TASK DESCRIPTION: Word for word, restate all of the records.

--

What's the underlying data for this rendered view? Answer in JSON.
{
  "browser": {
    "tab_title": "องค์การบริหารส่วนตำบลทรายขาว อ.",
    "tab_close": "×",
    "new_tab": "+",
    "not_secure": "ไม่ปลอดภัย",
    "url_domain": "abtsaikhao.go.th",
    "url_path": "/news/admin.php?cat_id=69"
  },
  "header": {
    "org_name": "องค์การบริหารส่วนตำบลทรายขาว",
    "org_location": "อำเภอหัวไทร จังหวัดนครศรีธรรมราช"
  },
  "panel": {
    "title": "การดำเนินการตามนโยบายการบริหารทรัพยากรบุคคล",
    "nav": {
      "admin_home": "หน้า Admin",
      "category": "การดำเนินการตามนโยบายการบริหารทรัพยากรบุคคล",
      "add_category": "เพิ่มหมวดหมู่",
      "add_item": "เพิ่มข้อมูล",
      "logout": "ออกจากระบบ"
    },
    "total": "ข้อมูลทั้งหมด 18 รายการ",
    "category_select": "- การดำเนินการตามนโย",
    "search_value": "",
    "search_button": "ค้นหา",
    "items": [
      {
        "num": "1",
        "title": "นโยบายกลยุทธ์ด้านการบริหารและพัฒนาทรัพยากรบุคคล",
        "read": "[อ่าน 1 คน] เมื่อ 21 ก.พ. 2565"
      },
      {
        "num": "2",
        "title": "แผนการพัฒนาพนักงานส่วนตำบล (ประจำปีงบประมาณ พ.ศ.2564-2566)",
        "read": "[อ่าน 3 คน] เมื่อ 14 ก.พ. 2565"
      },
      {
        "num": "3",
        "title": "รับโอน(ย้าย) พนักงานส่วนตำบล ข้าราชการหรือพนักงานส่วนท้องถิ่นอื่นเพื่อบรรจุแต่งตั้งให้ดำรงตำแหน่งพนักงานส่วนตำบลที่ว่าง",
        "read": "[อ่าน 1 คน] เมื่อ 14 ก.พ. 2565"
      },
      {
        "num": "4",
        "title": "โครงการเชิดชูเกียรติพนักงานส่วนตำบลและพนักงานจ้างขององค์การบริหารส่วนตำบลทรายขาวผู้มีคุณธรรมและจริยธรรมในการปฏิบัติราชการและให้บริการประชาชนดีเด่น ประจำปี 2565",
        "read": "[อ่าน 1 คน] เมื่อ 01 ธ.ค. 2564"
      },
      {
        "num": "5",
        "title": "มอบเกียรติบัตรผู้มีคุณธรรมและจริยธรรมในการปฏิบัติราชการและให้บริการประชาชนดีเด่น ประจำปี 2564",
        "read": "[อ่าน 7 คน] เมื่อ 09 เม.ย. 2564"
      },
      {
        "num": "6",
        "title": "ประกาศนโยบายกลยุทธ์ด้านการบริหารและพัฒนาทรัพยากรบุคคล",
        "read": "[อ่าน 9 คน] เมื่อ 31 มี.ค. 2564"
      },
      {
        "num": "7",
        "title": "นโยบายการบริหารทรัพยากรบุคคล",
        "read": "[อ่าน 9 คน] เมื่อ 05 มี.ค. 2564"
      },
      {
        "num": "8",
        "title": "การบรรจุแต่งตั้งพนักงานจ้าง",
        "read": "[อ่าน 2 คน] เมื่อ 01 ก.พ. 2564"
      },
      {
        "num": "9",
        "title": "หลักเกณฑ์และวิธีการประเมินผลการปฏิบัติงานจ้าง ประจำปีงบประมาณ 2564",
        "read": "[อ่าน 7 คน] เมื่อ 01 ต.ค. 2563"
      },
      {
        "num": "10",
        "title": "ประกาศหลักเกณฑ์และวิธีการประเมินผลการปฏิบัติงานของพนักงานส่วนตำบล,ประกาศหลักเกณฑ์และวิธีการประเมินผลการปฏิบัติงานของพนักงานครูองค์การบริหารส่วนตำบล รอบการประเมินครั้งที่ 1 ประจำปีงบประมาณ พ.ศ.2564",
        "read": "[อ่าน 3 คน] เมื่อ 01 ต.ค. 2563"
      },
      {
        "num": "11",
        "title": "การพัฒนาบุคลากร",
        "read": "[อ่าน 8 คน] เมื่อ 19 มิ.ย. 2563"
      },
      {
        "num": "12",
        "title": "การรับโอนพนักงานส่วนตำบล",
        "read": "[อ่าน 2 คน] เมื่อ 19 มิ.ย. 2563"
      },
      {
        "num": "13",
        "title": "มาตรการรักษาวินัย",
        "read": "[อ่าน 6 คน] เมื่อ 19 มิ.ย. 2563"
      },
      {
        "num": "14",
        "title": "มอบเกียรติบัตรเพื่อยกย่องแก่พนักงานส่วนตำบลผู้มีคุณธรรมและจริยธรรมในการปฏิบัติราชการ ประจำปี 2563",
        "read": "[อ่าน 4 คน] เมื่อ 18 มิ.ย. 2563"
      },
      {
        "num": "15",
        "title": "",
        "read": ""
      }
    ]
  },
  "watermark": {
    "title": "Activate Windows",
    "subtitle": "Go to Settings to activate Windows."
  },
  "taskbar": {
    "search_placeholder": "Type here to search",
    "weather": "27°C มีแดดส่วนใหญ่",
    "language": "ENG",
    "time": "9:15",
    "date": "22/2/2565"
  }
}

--

RESULT OF THE EXERCISE:
What's the underlying data for this rendered view? Answer in JSON.
{
  "browser": {
    "tab_title": "องค์การบริหารส่วนตำบลทรายขาว อ.",
    "tab_close": "×",
    "new_tab": "+",
    "not_secure": "ไม่ปลอดภัย",
    "url_domain": "abtsaikhao.go.th",
    "url_path": "/news/admin.php?cat_id=69"
  },
  "header": {
    "org_name": "องค์การบริหารส่วนตำบลทรายขาว",
    "org_location": "อำเภอหัวไทร จังหวัดนครศรีธรรมราช"
  },
  "panel": {
    "title": "การดำเนินการตามนโยบายการบริหารทรัพยากรบุคคล",
    "nav": {
      "admin_home": "หน้า Admin",
      "category": "การดำเนินการตามนโยบายการบริหารทรัพยากรบุคคล",
      "add_category": "เพิ่มหมวดหมู่",
      "add_item": "เพิ่มข้อมูล",
      "logout": "ออกจากระบบ"
    },
    "total": "ข้อมูลทั้งหมด 18 รายการ",
    "category_select": "- การดำเนินการตามนโย",
    "search_value": "",
    "search_button": "ค้นหา",
    "items": [
      {
        "num": "1",
        "title": "นโยบายกลยุทธ์ด้านการบริหารและพัฒนาทรัพยากรบุคคล",
        "read": "[อ่าน 1 คน] เมื่อ 21 ก.พ. 2565"
      },
      {
        "num": "2",
        "title": "แผนการพัฒนาพนักงานส่วนตำบล (ประจำปีงบประมาณ พ.ศ.2564-2566)",
        "read": "[อ่าน 3 คน] เมื่อ 14 ก.พ. 2565"
      },
      {
        "num": "3",
        "title": "รับโอน(ย้าย) พนักงานส่วนตำบล ข้าราชการหรือพนักงานส่วนท้องถิ่นอื่นเพื่อบรรจุแต่งตั้งให้ดำรงตำแหน่งพนักงานส่วนตำบลที่ว่าง",
        "read": "[อ่าน 1 คน] เมื่อ 14 ก.พ. 2565"
      },
      {
        "num": "4",
        "title": "โครงการเชิดชูเกียรติพนักงานส่วนตำบลและพนักงานจ้างขององค์การบริหารส่วนตำบลทรายขาวผู้มีคุณธรรมและจริยธรรมในการปฏิบัติราชการและให้บริการประชาชนดีเด่น ประจำปี 2565",
        "read": "[อ่าน 1 คน] เมื่อ 01 ธ.ค. 2564"
      },
      {
        "num": "5",
        "title": "มอบเกียรติบัตรผู้มีคุณธรรมและจริยธรรมในการปฏิบัติราชการและให้บริการประชาชนดีเด่น ประจำปี 2564",
        "read": "[อ่าน 7 คน] เมื่อ 09 เม.ย. 2564"
      },
      {
        "num": "6",
        "title": "ประกาศนโยบายกลยุทธ์ด้านการบริหารและพัฒนาทรัพยากรบุคคล",
        "read": "[อ่าน 9 คน] เมื่อ 31 มี.ค. 2564"
      },
      {
        "num": "7",
        "title": "นโยบายการบริหารทรัพยากรบุคคล",
        "read": "[อ่าน 9 คน] เมื่อ 05 มี.ค. 2564"
      },
      {
        "num": "8",
        "title": "การบรรจุแต่งตั้งพนักงานจ้าง",
        "read": "[อ่าน 2 คน] เมื่อ 01 ก.พ. 2564"
      },
      {
        "num": "9",
        "title": "หลักเกณฑ์และวิธีการประเมินผลการปฏิบัติงานจ้าง ประจำปีงบประมาณ 2564",
        "read": "[อ่าน 7 คน] เมื่อ 01 ต.ค. 2563"
      },
      {
        "num": "10",
        "title": "ประกาศหลักเกณฑ์และวิธีการประเมินผลการปฏิบัติงานของพนักงานส่วนตำบล,ประกาศหลักเกณฑ์และวิธีการประเมินผลการปฏิบัติงานของพนักงานครูองค์การบริหารส่วนตำบล รอบการประเมินครั้งที่ 1 ประจำปีงบประมาณ พ.ศ.2564",
        "read": "[อ่าน 3 คน] เมื่อ 01 ต.ค. 2563"
      },
      {
        "num": "11",
        "title": "การพัฒนาบุคลากร",
        "read": "[อ่าน 8 คน] เมื่อ 19 มิ.ย. 2563"
      },
      {
        "num": "12",
        "title": "การรับโอนพนักงานส่วนตำบล",
        "read": "[อ่าน 2 คน] เมื่อ 19 มิ.ย. 2563"
      },
      {
        "num": "13",
        "title": "มาตรการรักษาวินัย",
        "read": "[อ่าน 6 คน] เมื่อ 19 มิ.ย. 2563"
      },
      {
        "num": "14",
        "title": "มอบเกียรติบัตรเพื่อยกย่องแก่พนักงานส่วนตำบลผู้มีคุณธรรมและจริยธรรมในการปฏิบัติราชการ ประจำปี 2563",
        "read": "[อ่าน 4 คน] เมื่อ 18 มิ.ย. 2563"
      },
      {
        "num": "15",
        "title": "",
        "read": ""
      }
    ]
  },
  "watermark": {
    "title": "Activate Windows",
    "subtitle": "Go to Settings to activate Windows."
  },
  "taskbar": {
    "search_placeholder": "Type here to search",
    "weather": "27°C มีแดดส่วนใหญ่",
    "language": "ENG",
    "time": "9:15",
    "date": "22/2/2565"
  }
}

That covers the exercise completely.